Pick every line out of the entries below that holds the string "Burlington", and report them.
*** Data for review Section Begins ***
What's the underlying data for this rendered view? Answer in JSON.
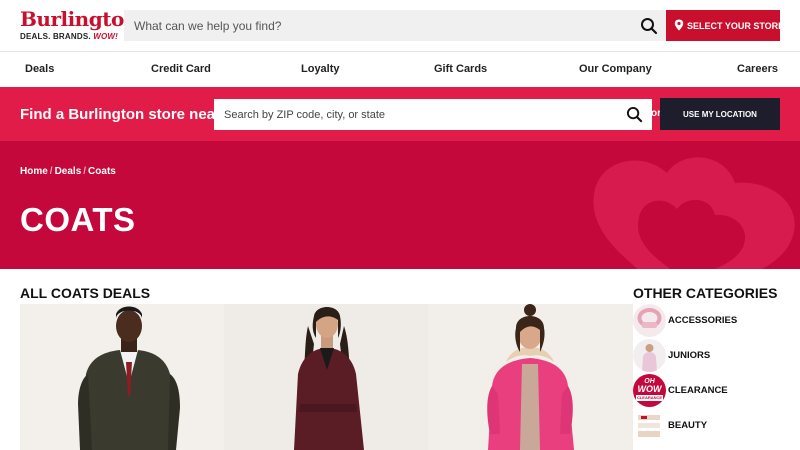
{
  "header": {
    "logo_word": "Burlington",
    "logo_tag_1": "DEALS. BRANDS.",
    "logo_tag_wow": "WOW!",
    "search_placeholder": "What can we help you find?",
    "store_button": "SELECT YOUR STORE"
  },
  "nav": {
    "items": [
      "Deals",
      "Credit Card",
      "Loyalty",
      "Gift Cards",
      "Our Company",
      "Careers"
    ]
  },
  "finder": {
    "title": "Find a Burlington store near you",
    "input_placeholder": "Search by ZIP code, city, or state",
    "or": "or",
    "location_button": "USE MY LOCATION"
  },
  "hero": {
    "breadcrumb": [
      "Home",
      "Deals",
      "Coats"
    ],
    "separator": "/",
    "title": "COATS"
  },
  "main": {
    "section_title": "ALL COATS DEALS"
  },
  "sidebar": {
    "title": "OTHER CATEGORIES",
    "categories": [
      "ACCESSORIES",
      "JUNIORS",
      "CLEARANCE",
      "BEAUTY"
    ],
    "clearance_badge_1": "OH",
    "clearance_badge_2": "WOW",
    "clearance_badge_3": "CLEARANCE"
  },
  "colors": {
    "brand_red": "#c8102e",
    "finder_pink": "#e11c48",
    "hero_crimson": "#c4083c",
    "dark_button": "#1d1d2b"
  }
}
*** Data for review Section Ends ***
◆ **Worked solution**
    "logo_word": "Burlington",
    "title": "Find a Burlington store near you",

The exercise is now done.